A former Justice Department official pleaded guilty Tuesday afternoon to a federal conflict of interest charge for his connections with a friend and former lobbyist tied to Jack Abramoff.
Robert E. Coughlin II pleaded guilty to participating in matters with lobbyist Kevin Ring who is identified as "Lobbyist A" in court records.
According to the court documents outlining the offense, Coughlin did not have substantive contacts with disgraced lobbyist Jack Abramoff, who has been identified as "Lobbyist B" in the court records.
The conflict of interest violations all took place before Coughlin was appointed as deputy chief of staff at the department's criminal division, a position he held until last year. Previously, he had also worked in the Justice Department's office of legislative affairs and later as the deputy director of the office of intergovernmental and public liaison.

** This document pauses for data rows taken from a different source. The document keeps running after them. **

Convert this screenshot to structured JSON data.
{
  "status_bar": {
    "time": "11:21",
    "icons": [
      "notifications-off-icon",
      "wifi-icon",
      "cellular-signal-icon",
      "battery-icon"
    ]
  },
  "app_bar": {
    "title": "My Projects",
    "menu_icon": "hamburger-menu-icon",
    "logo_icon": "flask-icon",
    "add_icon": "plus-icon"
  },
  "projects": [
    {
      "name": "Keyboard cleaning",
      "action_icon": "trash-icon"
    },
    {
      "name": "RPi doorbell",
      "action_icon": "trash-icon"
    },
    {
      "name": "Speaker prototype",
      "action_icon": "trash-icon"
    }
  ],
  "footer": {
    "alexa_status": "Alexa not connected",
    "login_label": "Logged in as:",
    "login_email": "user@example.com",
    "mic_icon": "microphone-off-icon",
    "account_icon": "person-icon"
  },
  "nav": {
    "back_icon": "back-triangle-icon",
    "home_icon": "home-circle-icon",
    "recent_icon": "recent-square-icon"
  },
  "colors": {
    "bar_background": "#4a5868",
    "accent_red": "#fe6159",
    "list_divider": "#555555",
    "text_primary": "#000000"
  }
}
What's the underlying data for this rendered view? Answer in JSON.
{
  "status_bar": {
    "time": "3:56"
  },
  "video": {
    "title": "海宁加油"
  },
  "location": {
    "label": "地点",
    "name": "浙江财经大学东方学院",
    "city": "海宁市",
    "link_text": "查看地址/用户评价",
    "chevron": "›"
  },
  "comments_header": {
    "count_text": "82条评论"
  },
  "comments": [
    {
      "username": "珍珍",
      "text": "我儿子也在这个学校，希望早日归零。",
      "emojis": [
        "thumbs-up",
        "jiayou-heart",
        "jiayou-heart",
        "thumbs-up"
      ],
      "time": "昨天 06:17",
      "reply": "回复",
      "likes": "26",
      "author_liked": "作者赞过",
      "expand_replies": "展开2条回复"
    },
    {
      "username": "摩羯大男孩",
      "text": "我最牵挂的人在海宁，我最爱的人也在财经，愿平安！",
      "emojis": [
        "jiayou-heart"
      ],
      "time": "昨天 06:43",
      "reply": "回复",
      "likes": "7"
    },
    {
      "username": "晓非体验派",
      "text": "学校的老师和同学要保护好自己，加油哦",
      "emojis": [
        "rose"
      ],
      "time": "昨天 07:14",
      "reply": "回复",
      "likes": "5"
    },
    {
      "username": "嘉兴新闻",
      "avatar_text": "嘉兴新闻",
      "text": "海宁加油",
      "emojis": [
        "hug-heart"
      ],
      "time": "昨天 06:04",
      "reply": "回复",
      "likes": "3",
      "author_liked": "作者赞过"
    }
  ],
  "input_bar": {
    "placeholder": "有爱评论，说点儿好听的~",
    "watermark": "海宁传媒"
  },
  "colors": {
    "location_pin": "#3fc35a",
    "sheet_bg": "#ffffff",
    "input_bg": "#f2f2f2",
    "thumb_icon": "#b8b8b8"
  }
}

Joshua Berman, Coughlin's lawyer, said in a statement after the hearing, "Mr. Coughlin is deeply saddened by these events and looks forward to focusing his attention on his family and moving forward with his life."
According to court documents filed at the U.S. District Court in Washington, D.C., Coughlin accepted numerous things of value from Ring while he worked at the Justice Department, including "meals and drinks at upscale restaurants in Washington, D.C., including Signatures, a restaurant owned by [Abramoff].
"These items of value also included rounds of golf and stadium and luxury-suite tickets to concerts and sporting events at the MCI Center, Camden Yards and FedEx Field," the documents continued.
"Coughlin understood that, in general, Lobbyist A [Ring] did not pay for these meals, tickets or golf outings with his personal funds. Coughlin believed that, in general, The Law/Lobbying firm [Greenberg Traurig], rather than a particular client, was paying for these costs. Coughlin did not know that Lobbyist A billed the hours he spent socializing with Coughlin as lobbying activities," the court records noted.
Ring, who worked for Abramoff's law firm Greenberg Traurig, was allegedly seeking to secure a Justice Department grant worth $16.3 million for the Choctaw tribe to build a prison. "Coughlin contacted various DOJ officials to obtain information for Lobbyist A regarding land dispute between two Indian tribes," the documents note.
The court records also cover a series of April 17, 18, and 2001 e-mails in which "Coughlin accepted a dinner invitation from [Ring] and informed [Ring] that the DOJ official at the [office of legislative affairs] who would handle the tribal jail grant issue had Democratic political leanings and, accordingly, might not be favorably inclined."
A week later, after thanking Ring for the dinner, Coughlin notified him that the tribe was only approved to obtain $9 million under the grant program and that the Justice Department had denied the $16.3 million request. According to court documents, Coughlin wrote, "maybe we could come up with some strategy in order to make sure they get the rest of the money."
Through May and July 2001, Coughlin updated Ring about the grant application, and according to court records, months later, Ring wrote to Coughlin and another DOJ employee that Greenberg Traurig had "'reached a crisis point' in its efforts to obtain the $16.3 million grant. Lobbyist A explained that 'My senior partner [Abramoff]' has made abundantly clear to me that this is the highest priority."
Once the grant was approved, the court documents note, "On June 25, 2002, after learning that DOJ approved the waiver of competitive bidding for the $16.3 million grant, Lobbyist A e-mailed Coughlin with the subject line 'CHA-CHING!!!!' Lobbyist A wrote to Coughlin, 'Thanks is not strong enough. We need to celebrate this issue finally being over.'"
Three days later on June 28, 2002, Lobbyist A paid for lunch for Coughlin and two officials at Signatures."